The contents of the Library of Congress Selections of Arabic, Persian, and Ottoman Calligraphy are in the public domain or have no known copyright restrictions and are free to use and reuse.
Credit Line: Library of Congress, African and Middle East Division, Near East Section Persian Manuscript Collection
Cite This Item
Citations are generated automatically from bibliographic data as a convenience, and may not be complete or accurate.
Chicago citation style:
Shah Muhammad Al-Mashhadi. Verses on Tragic Love. 968/-1, 1560. Manuscript/Mixed Material. https://www.loc.gov/item/2019714663/.
APA citation style:
Shah Muhammad Al-Mashhadi. (1560) Verses on Tragic Love. 968/-1. [Manuscript/Mixed Material] Retrieved from the Library of Congress, https://www.loc.gov/item/2019714663/.
MLA citation style:
Shah Muhammad Al-Mashhadi. Verses on Tragic Love. 968/-1, 1560. Manuscript/Mixed Material.
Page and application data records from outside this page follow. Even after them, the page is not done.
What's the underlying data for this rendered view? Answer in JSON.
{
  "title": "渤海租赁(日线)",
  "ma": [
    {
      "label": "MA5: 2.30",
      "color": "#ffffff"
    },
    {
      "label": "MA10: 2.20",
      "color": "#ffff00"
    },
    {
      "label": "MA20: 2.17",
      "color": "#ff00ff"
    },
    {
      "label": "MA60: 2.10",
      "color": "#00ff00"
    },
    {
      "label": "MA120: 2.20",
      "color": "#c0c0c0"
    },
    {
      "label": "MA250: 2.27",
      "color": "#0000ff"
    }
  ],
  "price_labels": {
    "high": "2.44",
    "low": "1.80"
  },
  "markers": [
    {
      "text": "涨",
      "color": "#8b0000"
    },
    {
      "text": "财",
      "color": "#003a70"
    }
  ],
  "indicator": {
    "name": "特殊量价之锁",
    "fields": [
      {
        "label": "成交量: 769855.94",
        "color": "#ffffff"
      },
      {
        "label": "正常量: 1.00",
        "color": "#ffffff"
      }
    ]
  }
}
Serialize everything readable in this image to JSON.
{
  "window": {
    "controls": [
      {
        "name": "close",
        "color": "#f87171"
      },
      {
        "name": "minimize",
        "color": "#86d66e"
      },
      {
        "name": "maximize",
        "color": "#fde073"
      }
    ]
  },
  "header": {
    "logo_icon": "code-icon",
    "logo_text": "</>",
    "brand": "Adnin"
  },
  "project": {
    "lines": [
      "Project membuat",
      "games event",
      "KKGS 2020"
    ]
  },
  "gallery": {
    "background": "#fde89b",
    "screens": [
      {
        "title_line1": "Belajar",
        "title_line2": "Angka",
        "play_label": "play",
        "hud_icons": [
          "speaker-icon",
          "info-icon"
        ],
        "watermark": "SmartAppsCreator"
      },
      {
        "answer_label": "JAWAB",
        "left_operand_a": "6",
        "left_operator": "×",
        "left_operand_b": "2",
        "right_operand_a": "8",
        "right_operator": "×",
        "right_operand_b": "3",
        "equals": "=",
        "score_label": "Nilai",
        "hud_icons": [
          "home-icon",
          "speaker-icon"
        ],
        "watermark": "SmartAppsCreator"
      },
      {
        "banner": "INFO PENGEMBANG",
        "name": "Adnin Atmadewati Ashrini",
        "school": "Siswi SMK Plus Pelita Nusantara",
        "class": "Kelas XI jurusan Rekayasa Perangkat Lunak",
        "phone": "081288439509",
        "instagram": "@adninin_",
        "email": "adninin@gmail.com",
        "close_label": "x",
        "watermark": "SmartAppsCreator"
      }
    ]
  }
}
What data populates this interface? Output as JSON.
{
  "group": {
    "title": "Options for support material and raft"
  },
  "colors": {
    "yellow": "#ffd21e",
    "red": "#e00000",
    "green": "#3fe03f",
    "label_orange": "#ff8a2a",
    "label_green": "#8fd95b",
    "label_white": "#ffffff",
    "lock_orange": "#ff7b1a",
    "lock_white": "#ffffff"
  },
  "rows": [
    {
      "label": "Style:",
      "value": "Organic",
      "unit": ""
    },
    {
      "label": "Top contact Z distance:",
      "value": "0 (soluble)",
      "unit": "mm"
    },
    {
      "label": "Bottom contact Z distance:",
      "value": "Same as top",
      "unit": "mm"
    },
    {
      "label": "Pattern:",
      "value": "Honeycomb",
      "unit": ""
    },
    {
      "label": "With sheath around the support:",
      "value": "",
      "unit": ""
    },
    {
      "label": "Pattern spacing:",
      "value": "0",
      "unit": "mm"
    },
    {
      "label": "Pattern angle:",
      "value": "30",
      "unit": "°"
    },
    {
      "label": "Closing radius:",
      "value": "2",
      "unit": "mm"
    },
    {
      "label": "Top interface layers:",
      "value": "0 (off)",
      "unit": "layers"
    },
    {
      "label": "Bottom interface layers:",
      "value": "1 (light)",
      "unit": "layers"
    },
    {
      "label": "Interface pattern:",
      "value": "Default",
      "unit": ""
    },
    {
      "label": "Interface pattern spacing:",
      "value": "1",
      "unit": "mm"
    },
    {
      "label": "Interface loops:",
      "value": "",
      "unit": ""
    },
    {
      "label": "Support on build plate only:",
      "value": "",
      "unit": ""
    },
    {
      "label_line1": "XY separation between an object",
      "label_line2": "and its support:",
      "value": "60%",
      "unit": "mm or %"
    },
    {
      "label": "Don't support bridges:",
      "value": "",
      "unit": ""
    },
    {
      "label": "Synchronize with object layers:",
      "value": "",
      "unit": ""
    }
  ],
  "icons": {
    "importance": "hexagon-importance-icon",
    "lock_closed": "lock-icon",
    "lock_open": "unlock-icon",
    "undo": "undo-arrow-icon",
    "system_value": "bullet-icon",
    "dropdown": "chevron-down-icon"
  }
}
Retrieved from the Library of Congress, <www.loc.gov/item/2019714663/>.